- Carrie makes her first appearance in the main, canonical DC Universe in The New 52's Batman and Robin Issue 19 (titled Batman and Red Robin). She is a college student and the late-Damian Wayne's dance instructor. As a homage to The Dark Knight Returns, she wears an imitation Robin costume as a Halloween costume on her first appearance.
- Daniels, Les. Batman: The Complete History. Chronicle Books, 1999. ISBN 0-8118-4232-0
- Daniels, p. 146
- Daniels, p. 147
- Daniels, p. 151
- Strike, Joe (July 15, 2008). "Frank Miller's 'Dark Knight' brought Batman back to life". Daily News (New York).
- Daniels, p. 149
- Henry, Gordon M.; Forbis, Deborah. "Bang!". Time. October 6, 1986. Retrieved August 17, 2009.
- Richler, Mordecai (May 3, 1987). "Paperbacks; Batman at Midlife: Or the Funnies Grow Up". The New York Times. Retrieved August 18, 2009.
- Goldstein, Hilary (June 13, 2005). "The 25 Greatest Batman Graphic Novels". IGN.
- Goldstein, Hilary (June 17, 2005). "Batman: The Dark Knight Returns Review". IGN.
- Grossman, Lev (March 6, 2009). "Top 10 Graphic Novels: The Dark Knight Returns". Time.
- 50 Best Of The Best Graphic Novels, forbiddenplanet.com
- Manning, Matthew K.; Dolan, Hannah, ed. (2010). "1980s". DC Comics Year By Year A Visual Chronicle. Dorling Kindersley. p. 219. ISBN 978-0-7566-6742-9. "It is arguably the best Batman story of all time. Written and drawn by Frank Miller (with inspired inking by Klaus Janson and beautiful watercolors by Lynn Varley), Batman: The Dark Knight revolutionized the entire genre of the super hero."
- Top 10 Overrated Comic Books, Comics Bulletin, April 27, 2010
- Zack Snyder Interested in The Dark Knight Returns Movie? slashfilm.com, July 26, 2008. Retrieved November 24, 2009.
- Brendon Connelly (April 14, 2011). "Movie Version Of Frank Miller’s The Dark Knight Returns In The Works". Bleedingcool.com.

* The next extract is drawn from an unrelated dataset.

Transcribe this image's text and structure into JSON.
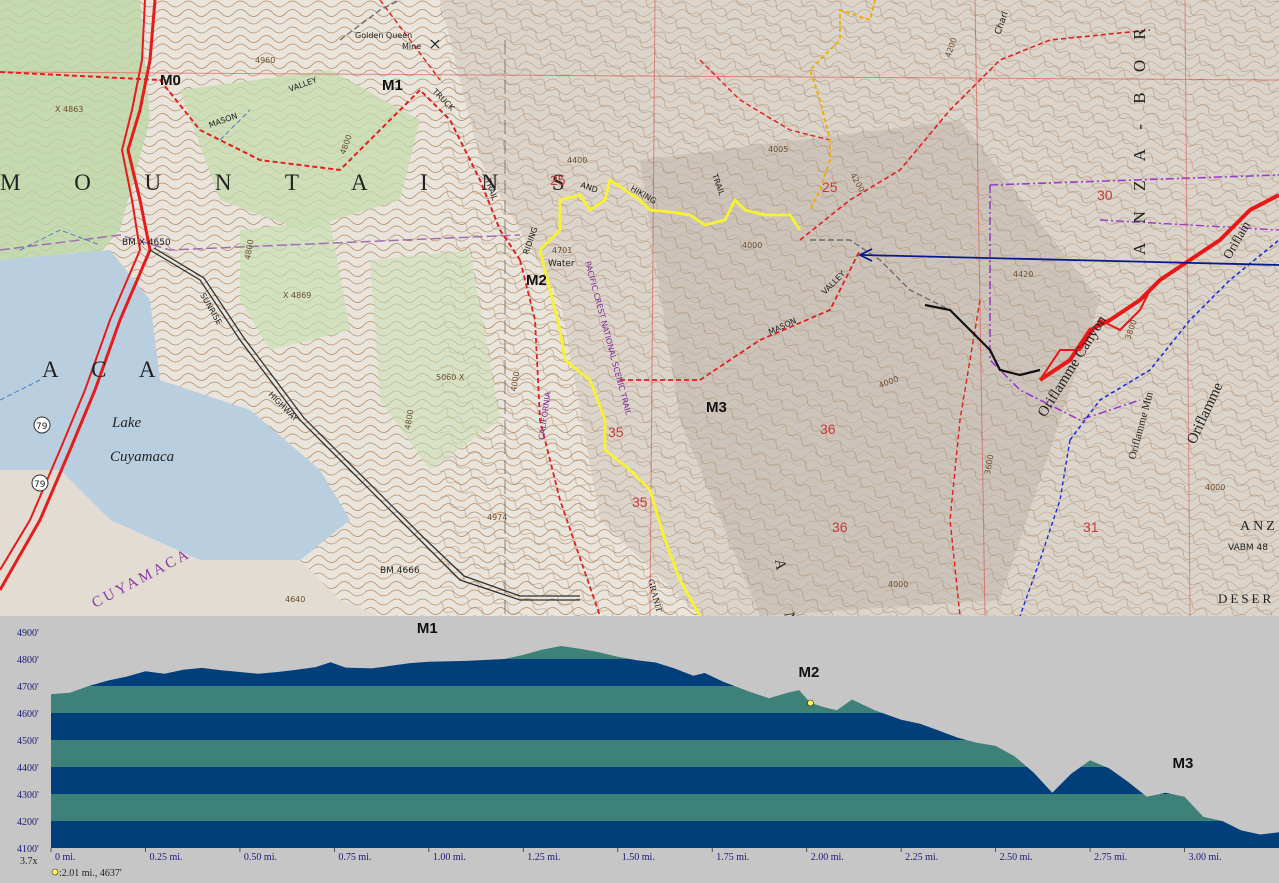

Retrieved 2011-04-16.
- Comicscontinuum.com – July 23, 2011
- 1996 Dark Knight Returns statue Under the Giant Penny (August 8, 2010). Retrieved April 17, 2011.
- Esposito, Joey (April 5, 2013). "The Dark Knight Returns' Carrie Kelley is Back". Retrieved April 6, 2013.
|Wikiquote has a collection of quotations related to: Batman: The Dark Knight Returns|
- The Dark Knight Returns at the Comic Book DB
- The plot in more detail at darkknight.ca
- Batman: The Dark Knight Returns and Batman: The Dark Knight Strikes Again discussed at sequart.com
- Batman: The Dark Knight Returns – a retrospective and review at Batman-On-Film.com
- Deconstructing Dark Knight Returns is an ongoing commentary blog which analyzes themes, psychology, and humor in The Dark Knight Returns and related media.